Could someone kindly assist with a idea as to why a MP3 track’s waveform would be omitted after analysing? Thanks
what are the audio specifications of the track - eg: sample rate, bit rate etc. (you may be able to view these by right clicking on the file)
128 kbps , 6.4MB in size and 44 100 sample rate
Try burning the file to a CDR or CDRW, then re-rip it into your computer as a new audio file, or load the file into an audio editor or file formating program - such as Audacity or DBPoweramp etc (many many many more are available - but always be a little wary of cheap/free app of dubious origin.)
Sometimes, very odd things happen to file headers and files in general. Burning the file to an audio CD, then re-ripping it, allows you to be in control of what file format options are invoked.
Thank you Gee, will do.
It’s easier to clean the file of all metadata or to even import and then export (re-encode) from Audacity as a new mp3 file.
While true at a basic level, I beg to differ with this advice.
To begin with, unless you use a lossless format (WAV, FLAC, ALAC and a few less-known others) to go to CD and re-rip to MP3 yourself, you are losing information 2 times. Once going from lossy format to CD and then back to MP3. This will NOT improve sound quality one bit, actually make it a quite a bit worse.

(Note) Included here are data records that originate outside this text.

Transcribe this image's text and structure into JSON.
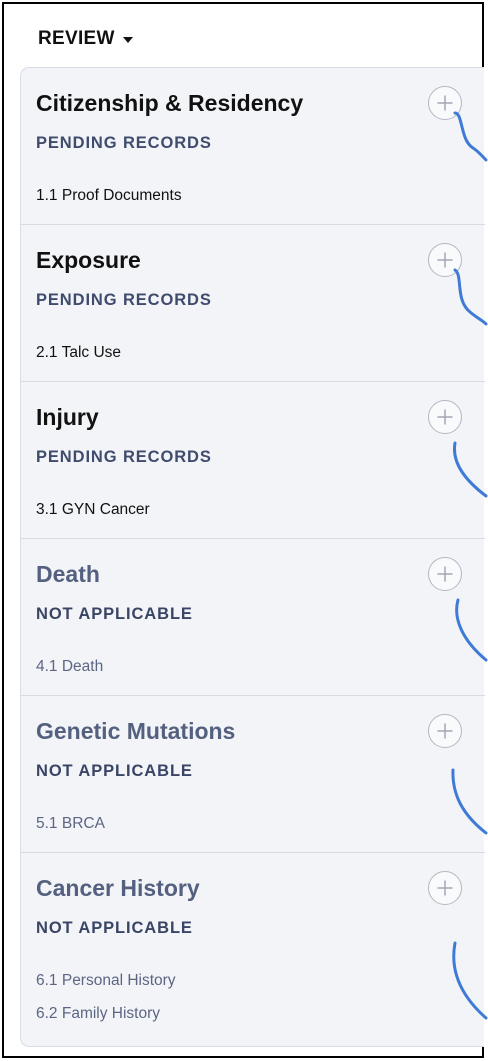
{
  "review": {
    "label": "REVIEW",
    "caret_icon": "caret-down-icon"
  },
  "sections": [
    {
      "id": "citizenship-residency",
      "title": "Citizenship & Residency",
      "status": "PENDING RECORDS",
      "applicable": true,
      "items": [
        {
          "label": "1.1 Proof Documents"
        }
      ]
    },
    {
      "id": "exposure",
      "title": "Exposure",
      "status": "PENDING RECORDS",
      "applicable": true,
      "items": [
        {
          "label": "2.1 Talc Use"
        }
      ]
    },
    {
      "id": "injury",
      "title": "Injury",
      "status": "PENDING RECORDS",
      "applicable": true,
      "items": [
        {
          "label": "3.1 GYN Cancer"
        }
      ]
    },
    {
      "id": "death",
      "title": "Death",
      "status": "NOT APPLICABLE",
      "applicable": false,
      "items": [
        {
          "label": "4.1 Death"
        }
      ]
    },
    {
      "id": "genetic-mutations",
      "title": "Genetic Mutations",
      "status": "NOT APPLICABLE",
      "applicable": false,
      "items": [
        {
          "label": "5.1 BRCA"
        }
      ]
    },
    {
      "id": "cancer-history",
      "title": "Cancer History",
      "status": "NOT APPLICABLE",
      "applicable": false,
      "items": [
        {
          "label": "6.1 Personal History"
        },
        {
          "label": "6.2 Family History"
        }
      ]
    }
  ],
  "icons": {
    "add": "plus-circle-icon",
    "connector": "curved-connector-line"
  },
  "colors": {
    "panel_background": "#f3f4f8",
    "pending_status": "#3f4c6e",
    "not_applicable_text": "#54607f",
    "connector_line": "#3f7bd6",
    "add_button_border": "#b3b7c2"
  }
}
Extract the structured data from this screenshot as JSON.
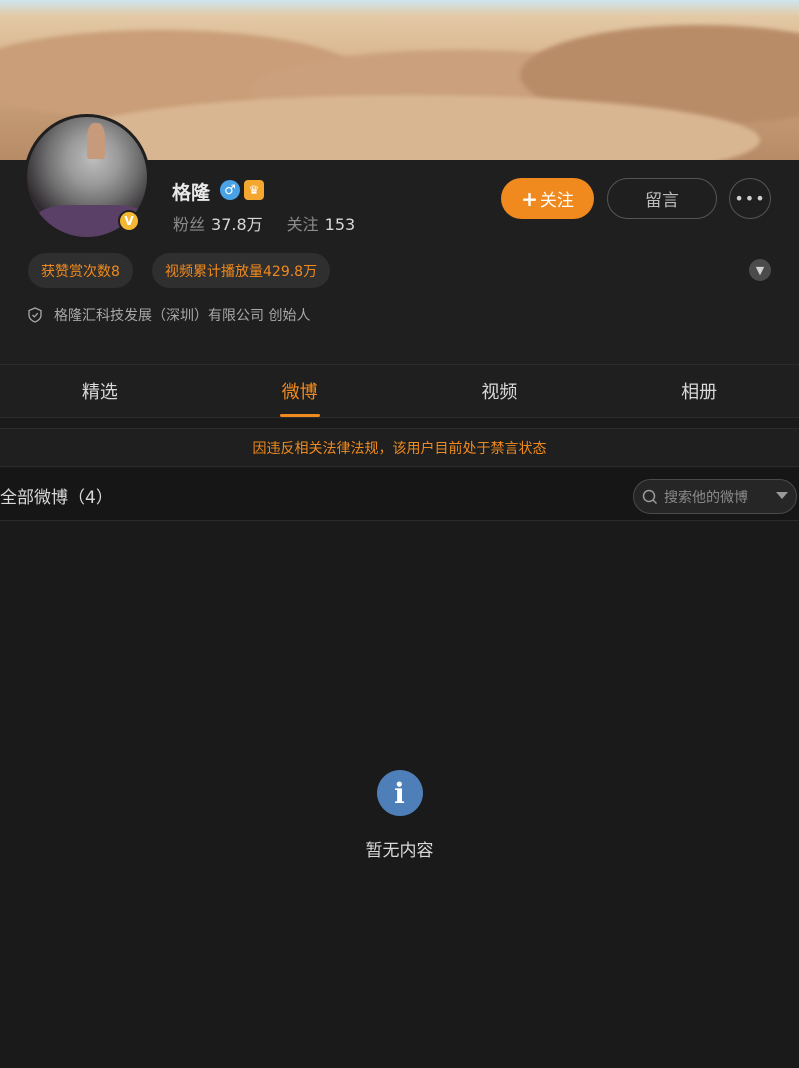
{
  "profile": {
    "name": "格隆",
    "verified_badge": "V",
    "gender_symbol": "♂",
    "fans_label": "粉丝",
    "fans_value": "37.8万",
    "following_label": "关注",
    "following_value": "153",
    "follow_button": "关注",
    "follow_plus": "+",
    "message_button": "留言",
    "more_button": "•••",
    "tags": [
      "获赞赏次数8",
      "视频累计播放量429.8万"
    ],
    "company": "格隆汇科技发展（深圳）有限公司 创始人"
  },
  "tabs": [
    {
      "label": "精选",
      "active": false
    },
    {
      "label": "微博",
      "active": true
    },
    {
      "label": "视频",
      "active": false
    },
    {
      "label": "相册",
      "active": false
    }
  ],
  "notice": "因违反相关法律法规，该用户目前处于禁言状态",
  "list": {
    "title": "全部微博（4）",
    "search_placeholder": "搜索他的微博"
  },
  "empty": {
    "icon_glyph": "i",
    "text": "暂无内容"
  },
  "colors": {
    "accent": "#f08a1e",
    "background": "#1a1a1a",
    "info_blue": "#4f7fb8",
    "gender_blue": "#4aa2e6",
    "verified_gold": "#f3b734"
  }
}
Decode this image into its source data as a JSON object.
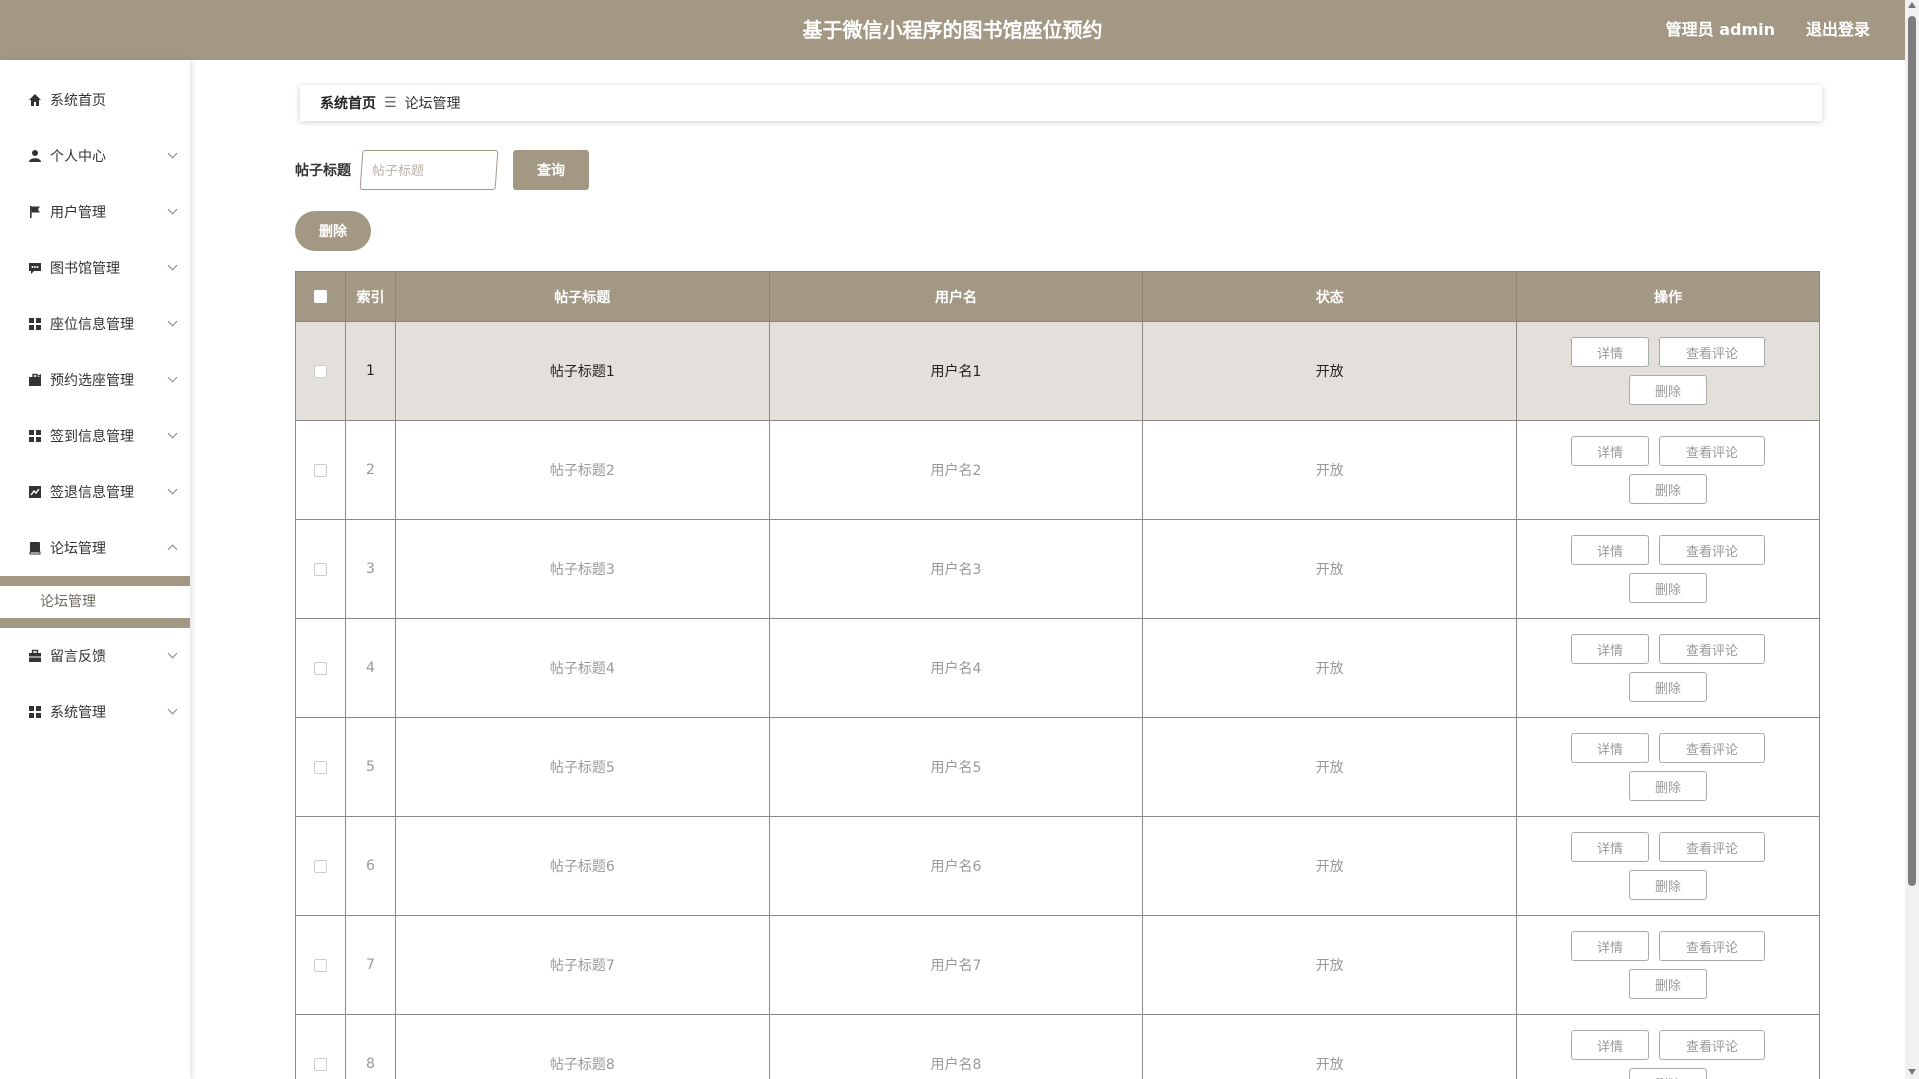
{
  "header": {
    "title": "基于微信小程序的图书馆座位预约",
    "user_label": "管理员 admin",
    "logout_label": "退出登录"
  },
  "sidebar": {
    "items": [
      {
        "label": "系统首页",
        "icon": "home-icon"
      },
      {
        "label": "个人中心",
        "icon": "user-icon"
      },
      {
        "label": "用户管理",
        "icon": "flag-icon"
      },
      {
        "label": "图书馆管理",
        "icon": "comment-icon"
      },
      {
        "label": "座位信息管理",
        "icon": "grid-icon"
      },
      {
        "label": "预约选座管理",
        "icon": "briefcase-icon"
      },
      {
        "label": "签到信息管理",
        "icon": "grid-icon"
      },
      {
        "label": "签退信息管理",
        "icon": "chart-icon"
      },
      {
        "label": "论坛管理",
        "icon": "book-icon"
      },
      {
        "label": "留言反馈",
        "icon": "briefcase-icon"
      },
      {
        "label": "系统管理",
        "icon": "grid-icon"
      }
    ],
    "submenu_item": "论坛管理"
  },
  "breadcrumb": {
    "home": "系统首页",
    "separator": "☰",
    "current": "论坛管理"
  },
  "search": {
    "label": "帖子标题",
    "placeholder": "帖子标题",
    "query_button": "查询"
  },
  "delete_button": "删除",
  "table": {
    "headers": [
      "索引",
      "帖子标题",
      "用户名",
      "状态",
      "操作"
    ],
    "rows": [
      {
        "index": "1",
        "title": "帖子标题1",
        "username": "用户名1",
        "status": "开放"
      },
      {
        "index": "2",
        "title": "帖子标题2",
        "username": "用户名2",
        "status": "开放"
      },
      {
        "index": "3",
        "title": "帖子标题3",
        "username": "用户名3",
        "status": "开放"
      },
      {
        "index": "4",
        "title": "帖子标题4",
        "username": "用户名4",
        "status": "开放"
      },
      {
        "index": "5",
        "title": "帖子标题5",
        "username": "用户名5",
        "status": "开放"
      },
      {
        "index": "6",
        "title": "帖子标题6",
        "username": "用户名6",
        "status": "开放"
      },
      {
        "index": "7",
        "title": "帖子标题7",
        "username": "用户名7",
        "status": "开放"
      },
      {
        "index": "8",
        "title": "帖子标题8",
        "username": "用户名8",
        "status": "开放"
      }
    ],
    "actions": {
      "detail": "详情",
      "comments": "查看评论",
      "delete": "删除"
    }
  },
  "colors": {
    "accent": "#a39884",
    "highlight_row": "#e3e0db"
  }
}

If you have access to the original lossless format, you can totally save the conversion to CD step as you can go straight from the lossless copy to the desired lossy format (MP3, AAC, etx.). dBpoweramp which is mentioned by Gee is a very nice program. I have been using it for years. It’s not free, but low priced and comes with all kinds of goodies like batch-ripping (had a PC with six CD-players running concurrently when I converted my original CD collection) and batch-conversion which is nice if you have much converting to do.
Finally, if you use 128MP3, the quality is already so (audibly) bad, that any attempt to re-rip it will be a waste of time, imho. The only time I see 128MP3 anywhere is in illegal downloads, so that’s a no-no to begin with anyway.
Personally I’ll try to have original tracks (I save everything in FLAC, provided I am 100% convinced the original is true) and rip myself to end up with high-quality 320MP3 for use in my DJ software. Just me of course.
Finally, for those of you who are in doubt if your (downloaded) tracks are what they pretend to be, quality-wise, take a look at this tool. It will check and show you the track analysis if you want. It’s free, but a 15 euro (I think) donation unlocks all features and removes limitations on number of tracks you can do and such.
The same developer has some other useful tools too.
My two cents as usual.
I’m not suggesting the cd burn as any way to adjust audio quality.
I’m suggesting the burn and the re-rip as a method of quarantining whatever may have happened to the file or its parameters previously.
Thank you for the info guys. I Appreciate it.
That is what the true at a basic level was about. Doesn’t change the fact that this particular method automatically comes with declining audio quality. So while you might fix one problem, you insert another.
Hence my remarks.
Clearly we are all here with the same goal, which is to help each other out as Denon users.